Nassar in the news: Simon criticized in column, former gymnast speaks out
Column on President Simon’s Credibility | Toledo Blade
The Toledo Blade ran a column written by Jack Lessenberry, which calls MSU president Lou Anna K. Simon’s credibility into question.
Lessenberry criticized Simon for failing to get ahead of the Nassar story and send a decisive message to the university community.
He cited research done by the Michigan Information and Research Service, which asked public relations professionals about MSU’s brand given the recent sexual assault and sexual harassment scandals.
“A negative number is about where MSU’s public reputation is at the moment,” T.J. Bucholz of Vanguard Public Affairs said, as reported by The Toledo Blade.
Lessenberry likened Simon’s presidency to that of Richard Nixon, and ended his column by asking if it’s too late to rehabilitate MSU’s — and Simon’s — public image.
Kamerin Moore’s Video
Former gymnast Kamerin Moore posted a video on YouTube detailing her experiences with Nassar.
Moore recently took a training course to become a gymnastics coach herself, and Nassar immediately came to mind when the class listed signs of child predators, Moore said in the video.
“He used to volunteer his time with kids, which made him look like an amazing person, but he was really volunteering his time so he could abuse children," Moore said in the video.
Moore was only able to stop being treated by Nassar by pretending she was feeling better.
“I lied to my coaches, I lied to him, I lied to my mom,” Moore said in the video. “I lied to everyone and said that my back and hamstrings were feeling better and that I wasn’t in pain anymore so that I didn’t have to have these treatments done.”
Updates on Judge Rosemarie Aquilina’s Gag Order
Ingham County Circuit Court Judge Rosemarie Aquilina issued a gag order on March 27 to bar current and potential Nassar plaintiffs and their attorneys from publicly discussing details of the case.

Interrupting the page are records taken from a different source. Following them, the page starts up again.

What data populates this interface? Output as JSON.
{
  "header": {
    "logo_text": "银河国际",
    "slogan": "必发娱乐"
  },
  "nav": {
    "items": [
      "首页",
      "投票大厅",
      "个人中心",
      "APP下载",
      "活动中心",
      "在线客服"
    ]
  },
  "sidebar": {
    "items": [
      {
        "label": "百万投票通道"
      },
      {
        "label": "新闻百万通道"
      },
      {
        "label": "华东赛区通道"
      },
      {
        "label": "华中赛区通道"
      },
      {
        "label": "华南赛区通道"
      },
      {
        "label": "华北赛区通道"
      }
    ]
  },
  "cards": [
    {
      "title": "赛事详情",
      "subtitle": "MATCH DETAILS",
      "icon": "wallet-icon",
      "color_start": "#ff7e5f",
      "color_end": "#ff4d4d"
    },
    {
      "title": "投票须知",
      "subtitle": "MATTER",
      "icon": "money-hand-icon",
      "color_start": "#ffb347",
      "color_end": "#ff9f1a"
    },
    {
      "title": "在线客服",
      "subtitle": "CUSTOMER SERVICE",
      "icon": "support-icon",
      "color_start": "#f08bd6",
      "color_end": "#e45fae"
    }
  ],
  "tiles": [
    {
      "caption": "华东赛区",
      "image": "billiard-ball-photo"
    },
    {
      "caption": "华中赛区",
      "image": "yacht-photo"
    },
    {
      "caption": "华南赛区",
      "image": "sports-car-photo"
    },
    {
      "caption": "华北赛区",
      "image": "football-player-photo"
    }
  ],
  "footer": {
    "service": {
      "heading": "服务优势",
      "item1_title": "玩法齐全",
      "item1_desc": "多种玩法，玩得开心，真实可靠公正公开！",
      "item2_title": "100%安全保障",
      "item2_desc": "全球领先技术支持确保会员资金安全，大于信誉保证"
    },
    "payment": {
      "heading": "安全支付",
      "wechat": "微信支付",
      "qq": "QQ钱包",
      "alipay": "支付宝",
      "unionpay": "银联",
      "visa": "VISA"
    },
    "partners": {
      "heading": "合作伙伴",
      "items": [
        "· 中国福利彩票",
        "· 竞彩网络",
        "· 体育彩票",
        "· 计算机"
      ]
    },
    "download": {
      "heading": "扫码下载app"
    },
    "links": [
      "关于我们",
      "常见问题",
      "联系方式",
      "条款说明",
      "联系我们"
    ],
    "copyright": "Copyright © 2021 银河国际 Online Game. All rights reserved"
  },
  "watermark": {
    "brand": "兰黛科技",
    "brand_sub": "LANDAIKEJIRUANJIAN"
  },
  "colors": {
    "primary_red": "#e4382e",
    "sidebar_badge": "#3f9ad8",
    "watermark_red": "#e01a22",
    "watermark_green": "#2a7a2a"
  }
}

More than 80 alleged Nassar victims and their attorneys filed a lawsuit against Aquilina, saying the order was too broad and limited their First Amendment rights.
Neff dismissed the case on April 14, but the plaintiffs have filed a motion for reconsideration, citing their intention to amend the original complaint to include Aquilina’s new gag order, according to court documents.